  55. 55. Pathogenesis of Periodontal Disease Na tu ra l En zym e In h ib ito rs Dis e a s e Ch ro n ic Ove rp ro d u c tio n Tis s u e De s tru c tive En zym e sS tudie s s how s moke rs (Bo n e Lo s s , De e p e r P o c ke ts Are ha ve a le s s fa vora ble Gre a tly Affe c te d )re s pons e to tra ditiona l Smokers mode s of pe riodonta l the ra py Imbalance of Tissue Destruction in the Periodontium
  56. 56. Pathogenesis of Periodontal Disease He a lth S RP + P e rio s ta t Dis e a s e S m o ke rs S m o kin g in c re a s e s le ve ls o f P ro -in fla m m a to ry m e d ia to rs ; in c re a s e re le a s e o f d e s tru c tive c o lla g e n a s e Na tu ra l En zym e In h ib ito rs Tis s u e De s tru c tive En zym e s P e rio s ta t® d e c re a s e s le ve ls o f P ro -in fla m m a to ry m e d ia to rs ; d e c re a s e o f c o lla g e n a s eAd d in g P e rio s ta t tip s th e b a la n c e to wa rd s p e rio d o n ta l h e a lth
  57. 57. The Future of Periodontal Diagnosis Traditional diagnostic (i.e. PD, AL, BOP, etc.) measures are informative to evaluate disease severity. We need diagnostic determinants of disease activity. Extensive research has been ongoing in this area since the 1990’s  Presence of biomarkers of measured with the gingival crevicular fluid (GCF)  Presence of biomarkers present within saliva 43
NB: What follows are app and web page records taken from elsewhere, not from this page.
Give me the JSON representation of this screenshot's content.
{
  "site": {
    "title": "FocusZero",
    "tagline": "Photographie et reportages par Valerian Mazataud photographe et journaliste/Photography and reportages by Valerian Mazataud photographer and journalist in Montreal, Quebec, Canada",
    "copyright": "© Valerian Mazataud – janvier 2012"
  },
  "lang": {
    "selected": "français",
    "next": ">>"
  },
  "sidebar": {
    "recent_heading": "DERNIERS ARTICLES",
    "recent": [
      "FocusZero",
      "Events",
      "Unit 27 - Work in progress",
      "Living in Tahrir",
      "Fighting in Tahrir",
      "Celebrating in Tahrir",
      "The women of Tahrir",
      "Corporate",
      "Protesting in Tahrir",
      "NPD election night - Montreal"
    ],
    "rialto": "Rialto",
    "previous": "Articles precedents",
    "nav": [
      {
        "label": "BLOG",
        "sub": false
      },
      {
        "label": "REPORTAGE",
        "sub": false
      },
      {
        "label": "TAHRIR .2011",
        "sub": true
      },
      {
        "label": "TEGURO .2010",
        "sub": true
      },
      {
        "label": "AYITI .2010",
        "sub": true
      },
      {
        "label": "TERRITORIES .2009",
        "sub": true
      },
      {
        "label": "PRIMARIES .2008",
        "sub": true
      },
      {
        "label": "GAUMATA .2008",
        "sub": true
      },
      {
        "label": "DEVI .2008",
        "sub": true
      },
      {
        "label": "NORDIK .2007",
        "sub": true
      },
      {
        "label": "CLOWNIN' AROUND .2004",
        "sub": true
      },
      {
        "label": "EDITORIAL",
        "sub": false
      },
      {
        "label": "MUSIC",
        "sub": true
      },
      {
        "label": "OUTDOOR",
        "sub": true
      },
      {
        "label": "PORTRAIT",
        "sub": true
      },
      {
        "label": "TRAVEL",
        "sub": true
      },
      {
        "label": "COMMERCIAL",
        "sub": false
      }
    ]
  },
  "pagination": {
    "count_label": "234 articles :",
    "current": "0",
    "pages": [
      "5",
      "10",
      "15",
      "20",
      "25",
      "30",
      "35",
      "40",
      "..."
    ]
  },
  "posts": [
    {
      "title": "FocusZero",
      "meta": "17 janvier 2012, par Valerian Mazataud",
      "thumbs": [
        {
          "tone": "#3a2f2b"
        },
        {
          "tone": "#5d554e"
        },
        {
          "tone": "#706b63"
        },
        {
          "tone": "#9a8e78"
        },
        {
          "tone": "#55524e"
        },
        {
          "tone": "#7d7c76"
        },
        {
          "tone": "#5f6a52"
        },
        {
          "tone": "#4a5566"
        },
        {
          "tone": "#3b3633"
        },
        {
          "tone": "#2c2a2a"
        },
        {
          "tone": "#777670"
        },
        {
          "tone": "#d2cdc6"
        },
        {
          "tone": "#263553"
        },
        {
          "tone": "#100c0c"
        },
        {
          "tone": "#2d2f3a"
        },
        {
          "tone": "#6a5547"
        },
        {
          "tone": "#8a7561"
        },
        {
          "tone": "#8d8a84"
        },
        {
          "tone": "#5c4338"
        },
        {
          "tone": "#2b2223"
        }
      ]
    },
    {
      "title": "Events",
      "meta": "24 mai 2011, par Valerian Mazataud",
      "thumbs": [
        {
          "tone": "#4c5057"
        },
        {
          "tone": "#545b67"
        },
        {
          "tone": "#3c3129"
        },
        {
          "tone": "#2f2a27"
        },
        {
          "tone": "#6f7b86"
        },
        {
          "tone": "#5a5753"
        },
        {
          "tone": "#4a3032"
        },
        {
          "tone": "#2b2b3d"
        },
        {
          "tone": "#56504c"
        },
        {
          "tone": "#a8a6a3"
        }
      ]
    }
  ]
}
  58. 58. Gingival Crevicular Fluid Most appropriate analytical fluid of choice because it was specific to the periodontal tissues The three most promising biomarkers for predicting future disease activity  Beta-glucuronidase  Alkaline phosphatase  Cathepsin B Many diagnostic kits emerged based, many of which demonstrated high levels of sensitivity and specificity demonstrating disease activity at site level. 43
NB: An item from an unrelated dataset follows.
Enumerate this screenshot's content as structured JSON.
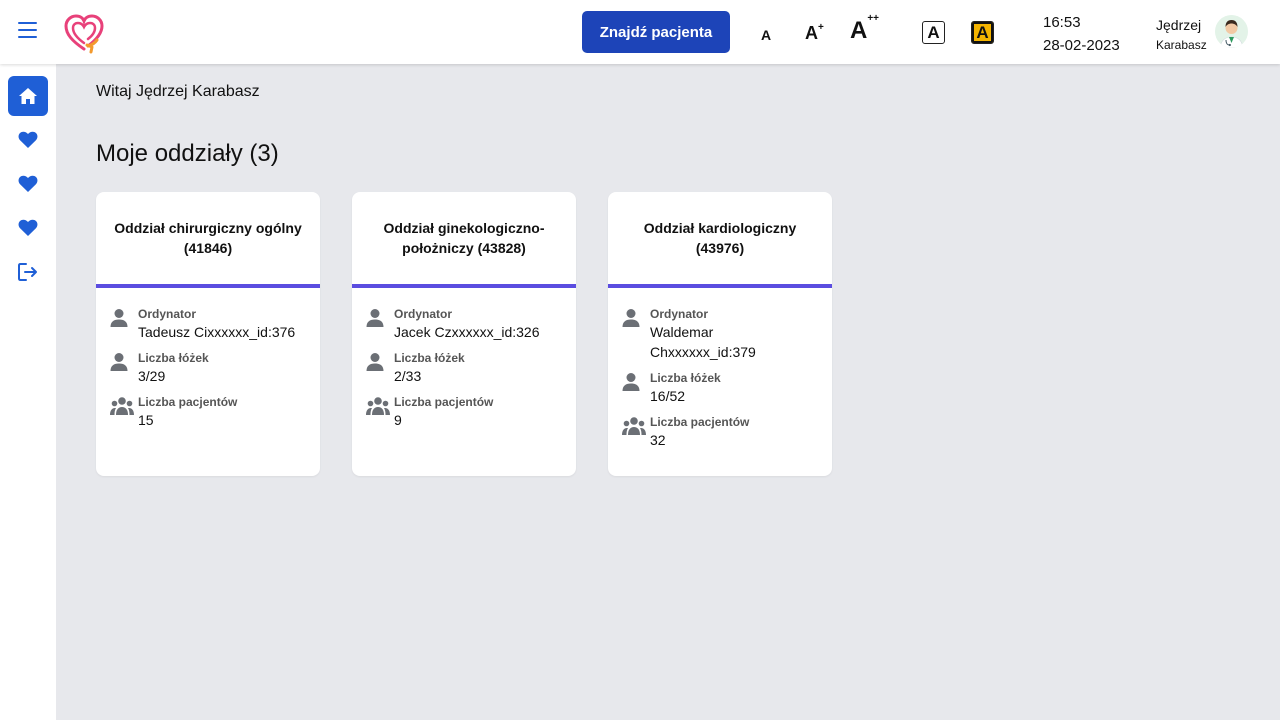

  59. 59. Gingival Crevicular Fluid Problems  Too time consuming to perform  Site specific - the choice of site was problematic  168 potential sites within the mouth to examine  Too costly for routine use  Results did not translate to changes in therapeutic intervention 43
  60. 60. Saliva Medium of choice in the 21st Century. Contains microbial and host response mediators. Simple to collect using non-invasive techniques. Provides whole mouth summary analysis. Already used as a diagnostic fluid for:  Determining hormone levels  Drug detection  Presence of HIV or Hep C virus 43
  61. 61. Saliva Problems  Assays need to be highly sensitive.  Biochemistry varies with its origin (whole saliva or specific gland secretions)  Not possible to fully quantify markers within saliva using chairside technologies. Qualitative analysis may be all that can be achieved  Saliva contains mucins and cell debris making it challenging to work with. 43
  62. 62. Saliva Identify the biomarkers for periodontitis - aid in diagnosis and therapeutic monitoring of disease activity. Difficult due to the complex nature op periodontal disease - no single etiology with multiple risk factors. Periodontal researchers do not fully understand the pathogenesis of periodontitis. However, identification of biomarkers the characterize periodontal tissue destruction will be attainable 43
  63. 63. Question? Can salivary testing for inflammatory biomarkers be a way for medical profession to screen patients for periodontal disease and the dental profession to screen patients for cardiovascular disease, diabetes and systemic diseases? 43
  64. 64. QuickTime™ and a decompressorare needed to see this picture. 43